____ SOURCE DATA

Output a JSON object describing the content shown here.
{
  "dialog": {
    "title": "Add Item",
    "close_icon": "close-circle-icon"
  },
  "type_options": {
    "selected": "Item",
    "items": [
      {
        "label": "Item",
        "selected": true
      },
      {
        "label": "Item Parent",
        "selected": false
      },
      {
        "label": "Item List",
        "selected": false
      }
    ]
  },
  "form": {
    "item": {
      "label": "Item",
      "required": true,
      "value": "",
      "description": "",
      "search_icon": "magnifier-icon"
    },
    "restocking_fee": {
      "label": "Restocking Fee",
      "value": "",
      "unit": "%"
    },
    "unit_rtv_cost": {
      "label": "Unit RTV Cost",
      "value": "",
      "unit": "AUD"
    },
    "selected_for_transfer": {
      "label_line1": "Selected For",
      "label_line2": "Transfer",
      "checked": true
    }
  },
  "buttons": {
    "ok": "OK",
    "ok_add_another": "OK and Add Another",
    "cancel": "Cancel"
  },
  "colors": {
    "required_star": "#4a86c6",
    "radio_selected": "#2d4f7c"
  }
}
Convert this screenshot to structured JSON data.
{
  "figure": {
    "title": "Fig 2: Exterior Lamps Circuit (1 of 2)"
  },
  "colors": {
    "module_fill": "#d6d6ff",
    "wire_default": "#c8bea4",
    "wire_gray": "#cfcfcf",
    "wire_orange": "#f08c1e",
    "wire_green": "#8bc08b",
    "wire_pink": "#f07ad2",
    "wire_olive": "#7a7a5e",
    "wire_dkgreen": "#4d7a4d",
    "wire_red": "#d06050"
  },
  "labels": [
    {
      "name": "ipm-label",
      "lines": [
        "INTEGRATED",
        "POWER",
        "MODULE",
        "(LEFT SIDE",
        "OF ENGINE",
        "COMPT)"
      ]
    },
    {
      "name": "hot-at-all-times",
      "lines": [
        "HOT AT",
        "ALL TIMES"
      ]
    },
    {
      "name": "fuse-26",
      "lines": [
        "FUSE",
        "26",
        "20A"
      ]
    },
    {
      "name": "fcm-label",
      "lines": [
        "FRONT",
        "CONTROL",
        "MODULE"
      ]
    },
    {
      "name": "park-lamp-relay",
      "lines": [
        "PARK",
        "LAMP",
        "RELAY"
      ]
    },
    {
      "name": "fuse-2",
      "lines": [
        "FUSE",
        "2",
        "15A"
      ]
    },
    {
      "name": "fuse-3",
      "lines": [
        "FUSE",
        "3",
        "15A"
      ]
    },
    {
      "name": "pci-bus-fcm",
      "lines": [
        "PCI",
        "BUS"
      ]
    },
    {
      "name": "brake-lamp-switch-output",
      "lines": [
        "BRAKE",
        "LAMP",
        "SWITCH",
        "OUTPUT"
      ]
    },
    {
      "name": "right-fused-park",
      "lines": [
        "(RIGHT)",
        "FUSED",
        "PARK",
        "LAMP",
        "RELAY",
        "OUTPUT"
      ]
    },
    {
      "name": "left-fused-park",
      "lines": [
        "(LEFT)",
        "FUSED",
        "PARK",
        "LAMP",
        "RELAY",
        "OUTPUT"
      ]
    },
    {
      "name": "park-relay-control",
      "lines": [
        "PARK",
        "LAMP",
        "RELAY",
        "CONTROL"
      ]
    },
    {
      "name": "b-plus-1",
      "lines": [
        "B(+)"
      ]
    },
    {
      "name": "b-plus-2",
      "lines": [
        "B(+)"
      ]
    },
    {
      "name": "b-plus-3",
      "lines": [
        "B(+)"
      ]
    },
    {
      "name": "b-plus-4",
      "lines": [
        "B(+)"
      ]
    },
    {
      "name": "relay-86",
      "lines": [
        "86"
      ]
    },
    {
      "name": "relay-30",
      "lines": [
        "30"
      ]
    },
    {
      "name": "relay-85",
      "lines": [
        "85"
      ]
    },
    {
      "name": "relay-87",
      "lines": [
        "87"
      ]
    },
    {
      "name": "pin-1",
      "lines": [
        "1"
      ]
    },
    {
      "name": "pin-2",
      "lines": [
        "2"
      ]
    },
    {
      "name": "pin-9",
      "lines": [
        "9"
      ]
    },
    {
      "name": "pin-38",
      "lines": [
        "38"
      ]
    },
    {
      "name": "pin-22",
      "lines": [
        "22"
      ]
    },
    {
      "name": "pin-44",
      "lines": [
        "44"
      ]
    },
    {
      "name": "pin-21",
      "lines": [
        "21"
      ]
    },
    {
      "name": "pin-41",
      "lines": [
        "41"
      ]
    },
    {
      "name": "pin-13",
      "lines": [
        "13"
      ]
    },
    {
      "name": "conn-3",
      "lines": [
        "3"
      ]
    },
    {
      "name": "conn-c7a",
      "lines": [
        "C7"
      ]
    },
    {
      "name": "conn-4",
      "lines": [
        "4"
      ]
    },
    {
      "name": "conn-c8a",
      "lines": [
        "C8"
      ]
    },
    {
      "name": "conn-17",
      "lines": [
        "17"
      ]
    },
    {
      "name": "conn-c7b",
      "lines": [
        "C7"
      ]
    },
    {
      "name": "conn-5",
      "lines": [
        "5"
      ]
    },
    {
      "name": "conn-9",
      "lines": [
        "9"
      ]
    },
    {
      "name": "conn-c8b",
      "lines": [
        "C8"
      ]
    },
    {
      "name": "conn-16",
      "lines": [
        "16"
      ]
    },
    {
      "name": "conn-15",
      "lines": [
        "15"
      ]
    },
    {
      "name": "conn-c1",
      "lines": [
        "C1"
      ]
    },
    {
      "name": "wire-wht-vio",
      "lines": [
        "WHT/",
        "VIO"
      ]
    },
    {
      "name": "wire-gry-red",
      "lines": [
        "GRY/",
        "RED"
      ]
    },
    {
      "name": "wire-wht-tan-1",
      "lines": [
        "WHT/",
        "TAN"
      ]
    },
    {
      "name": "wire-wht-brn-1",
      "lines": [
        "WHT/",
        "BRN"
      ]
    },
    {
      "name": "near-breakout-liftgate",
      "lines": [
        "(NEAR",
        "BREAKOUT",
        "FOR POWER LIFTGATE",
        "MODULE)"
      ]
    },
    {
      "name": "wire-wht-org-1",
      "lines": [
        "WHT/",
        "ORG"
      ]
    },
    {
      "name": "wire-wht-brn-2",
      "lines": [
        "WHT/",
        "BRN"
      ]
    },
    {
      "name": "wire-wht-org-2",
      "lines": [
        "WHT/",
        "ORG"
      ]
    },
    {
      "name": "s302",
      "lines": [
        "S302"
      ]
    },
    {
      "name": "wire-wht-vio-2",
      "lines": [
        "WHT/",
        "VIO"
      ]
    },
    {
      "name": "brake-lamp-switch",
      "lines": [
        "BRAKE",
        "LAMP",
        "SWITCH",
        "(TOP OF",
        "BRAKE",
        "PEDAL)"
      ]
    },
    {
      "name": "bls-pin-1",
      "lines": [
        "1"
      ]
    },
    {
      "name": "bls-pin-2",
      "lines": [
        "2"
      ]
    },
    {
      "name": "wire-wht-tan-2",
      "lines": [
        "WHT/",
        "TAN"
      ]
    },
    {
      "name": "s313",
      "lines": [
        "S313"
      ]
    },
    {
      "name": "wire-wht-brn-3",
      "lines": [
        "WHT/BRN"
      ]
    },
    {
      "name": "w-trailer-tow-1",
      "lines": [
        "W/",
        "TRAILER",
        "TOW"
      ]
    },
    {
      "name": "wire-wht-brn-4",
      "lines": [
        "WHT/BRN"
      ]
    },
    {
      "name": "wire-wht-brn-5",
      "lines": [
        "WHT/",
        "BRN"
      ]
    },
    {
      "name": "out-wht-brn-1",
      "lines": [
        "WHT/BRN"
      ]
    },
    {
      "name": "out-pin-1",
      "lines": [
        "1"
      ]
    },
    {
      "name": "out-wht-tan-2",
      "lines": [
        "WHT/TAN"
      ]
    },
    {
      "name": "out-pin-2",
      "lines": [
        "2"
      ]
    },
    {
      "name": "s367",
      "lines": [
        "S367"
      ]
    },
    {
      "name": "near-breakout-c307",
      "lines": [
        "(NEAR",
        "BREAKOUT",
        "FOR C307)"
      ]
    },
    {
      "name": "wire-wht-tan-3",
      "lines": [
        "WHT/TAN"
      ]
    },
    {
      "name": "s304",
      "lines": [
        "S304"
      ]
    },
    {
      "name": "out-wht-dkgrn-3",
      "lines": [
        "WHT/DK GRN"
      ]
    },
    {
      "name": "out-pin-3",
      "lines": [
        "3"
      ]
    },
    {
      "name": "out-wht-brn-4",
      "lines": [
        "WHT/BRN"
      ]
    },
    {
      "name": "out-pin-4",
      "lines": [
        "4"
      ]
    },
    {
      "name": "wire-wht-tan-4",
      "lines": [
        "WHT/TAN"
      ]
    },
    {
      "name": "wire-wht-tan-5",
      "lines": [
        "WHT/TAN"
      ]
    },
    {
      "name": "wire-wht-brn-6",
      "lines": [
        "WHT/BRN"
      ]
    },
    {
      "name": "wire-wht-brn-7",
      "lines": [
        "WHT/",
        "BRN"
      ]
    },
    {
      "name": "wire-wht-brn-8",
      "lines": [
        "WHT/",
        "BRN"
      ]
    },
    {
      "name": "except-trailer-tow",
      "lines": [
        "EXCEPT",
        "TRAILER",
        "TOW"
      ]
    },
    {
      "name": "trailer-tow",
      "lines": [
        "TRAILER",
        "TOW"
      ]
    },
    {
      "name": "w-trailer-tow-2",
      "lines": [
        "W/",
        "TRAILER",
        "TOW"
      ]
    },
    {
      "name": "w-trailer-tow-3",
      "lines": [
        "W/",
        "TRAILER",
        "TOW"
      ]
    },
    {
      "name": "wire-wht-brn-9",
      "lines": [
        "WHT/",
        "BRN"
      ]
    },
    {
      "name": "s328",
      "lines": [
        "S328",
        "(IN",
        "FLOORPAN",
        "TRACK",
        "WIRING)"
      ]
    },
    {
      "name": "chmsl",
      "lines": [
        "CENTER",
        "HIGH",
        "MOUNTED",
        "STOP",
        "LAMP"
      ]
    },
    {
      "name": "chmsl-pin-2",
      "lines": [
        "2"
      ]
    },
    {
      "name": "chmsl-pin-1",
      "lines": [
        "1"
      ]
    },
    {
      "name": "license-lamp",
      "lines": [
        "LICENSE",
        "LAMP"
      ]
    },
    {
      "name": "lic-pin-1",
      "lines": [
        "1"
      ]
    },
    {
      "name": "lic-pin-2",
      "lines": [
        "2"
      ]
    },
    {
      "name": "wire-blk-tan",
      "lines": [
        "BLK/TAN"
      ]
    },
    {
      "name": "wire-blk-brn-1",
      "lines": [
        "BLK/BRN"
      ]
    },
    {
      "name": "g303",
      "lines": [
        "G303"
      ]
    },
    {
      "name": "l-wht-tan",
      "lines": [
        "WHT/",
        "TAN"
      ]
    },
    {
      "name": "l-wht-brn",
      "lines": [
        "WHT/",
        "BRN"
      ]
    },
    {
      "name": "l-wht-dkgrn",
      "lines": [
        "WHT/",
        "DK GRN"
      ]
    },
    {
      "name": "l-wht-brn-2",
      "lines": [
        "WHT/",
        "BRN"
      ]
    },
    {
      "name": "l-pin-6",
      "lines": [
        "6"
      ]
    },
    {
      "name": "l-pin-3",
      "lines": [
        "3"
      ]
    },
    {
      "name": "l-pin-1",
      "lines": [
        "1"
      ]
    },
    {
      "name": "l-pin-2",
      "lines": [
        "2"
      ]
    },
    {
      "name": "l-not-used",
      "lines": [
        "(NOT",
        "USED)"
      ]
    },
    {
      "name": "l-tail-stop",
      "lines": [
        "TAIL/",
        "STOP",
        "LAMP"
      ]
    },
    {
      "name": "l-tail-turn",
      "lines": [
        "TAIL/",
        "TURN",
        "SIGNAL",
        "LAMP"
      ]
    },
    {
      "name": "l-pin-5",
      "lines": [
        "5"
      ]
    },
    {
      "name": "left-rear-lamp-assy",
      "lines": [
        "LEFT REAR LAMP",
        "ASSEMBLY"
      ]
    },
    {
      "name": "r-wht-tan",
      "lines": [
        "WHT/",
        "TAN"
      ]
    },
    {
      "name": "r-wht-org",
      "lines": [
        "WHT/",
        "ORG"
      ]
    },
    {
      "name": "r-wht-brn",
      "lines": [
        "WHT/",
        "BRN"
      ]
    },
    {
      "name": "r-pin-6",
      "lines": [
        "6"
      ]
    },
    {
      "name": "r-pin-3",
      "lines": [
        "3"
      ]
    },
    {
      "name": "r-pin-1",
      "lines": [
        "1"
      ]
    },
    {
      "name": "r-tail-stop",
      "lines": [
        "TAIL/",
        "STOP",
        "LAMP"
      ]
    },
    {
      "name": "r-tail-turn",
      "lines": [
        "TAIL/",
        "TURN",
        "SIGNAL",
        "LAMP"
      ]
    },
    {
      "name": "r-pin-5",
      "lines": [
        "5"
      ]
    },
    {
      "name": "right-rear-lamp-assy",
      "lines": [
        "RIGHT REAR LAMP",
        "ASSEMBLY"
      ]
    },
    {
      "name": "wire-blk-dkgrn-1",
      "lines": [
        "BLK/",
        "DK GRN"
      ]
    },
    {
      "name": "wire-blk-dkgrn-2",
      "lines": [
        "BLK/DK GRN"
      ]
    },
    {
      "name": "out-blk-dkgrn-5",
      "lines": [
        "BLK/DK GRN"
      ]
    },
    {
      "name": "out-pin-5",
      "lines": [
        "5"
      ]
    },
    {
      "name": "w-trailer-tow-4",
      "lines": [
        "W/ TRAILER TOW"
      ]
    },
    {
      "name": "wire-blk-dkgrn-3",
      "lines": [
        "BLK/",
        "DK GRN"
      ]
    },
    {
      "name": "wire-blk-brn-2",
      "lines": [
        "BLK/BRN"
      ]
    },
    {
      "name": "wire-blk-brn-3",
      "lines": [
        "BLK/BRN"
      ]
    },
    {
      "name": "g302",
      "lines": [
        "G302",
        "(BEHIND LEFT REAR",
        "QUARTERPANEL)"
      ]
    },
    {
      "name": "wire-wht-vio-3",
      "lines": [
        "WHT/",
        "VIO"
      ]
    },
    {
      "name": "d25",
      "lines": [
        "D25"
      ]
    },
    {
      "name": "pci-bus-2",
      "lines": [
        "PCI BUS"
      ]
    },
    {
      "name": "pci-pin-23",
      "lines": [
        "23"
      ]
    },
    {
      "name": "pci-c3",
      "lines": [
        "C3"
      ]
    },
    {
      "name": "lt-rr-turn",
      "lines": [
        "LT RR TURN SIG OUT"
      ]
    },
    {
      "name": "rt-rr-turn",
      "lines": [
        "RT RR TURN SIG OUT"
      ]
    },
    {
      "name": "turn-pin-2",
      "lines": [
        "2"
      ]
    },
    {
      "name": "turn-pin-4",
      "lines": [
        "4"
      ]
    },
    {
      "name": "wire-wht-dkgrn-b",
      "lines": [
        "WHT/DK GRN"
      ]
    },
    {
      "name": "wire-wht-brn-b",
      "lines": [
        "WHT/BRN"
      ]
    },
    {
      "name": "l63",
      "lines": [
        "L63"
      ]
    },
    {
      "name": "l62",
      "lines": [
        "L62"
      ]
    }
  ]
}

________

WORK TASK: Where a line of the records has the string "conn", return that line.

SOLUTION FOR THIS PROBLEM:
      "name": "conn-3",
      "name": "conn-c7a",
      "name": "conn-4",
      "name": "conn-c8a",
      "name": "conn-17",
      "name": "conn-c7b",
      "name": "conn-5",
      "name": "conn-9",
      "name": "conn-c8b",
      "name": "conn-16",
      "name": "conn-15",
      "name": "conn-c1",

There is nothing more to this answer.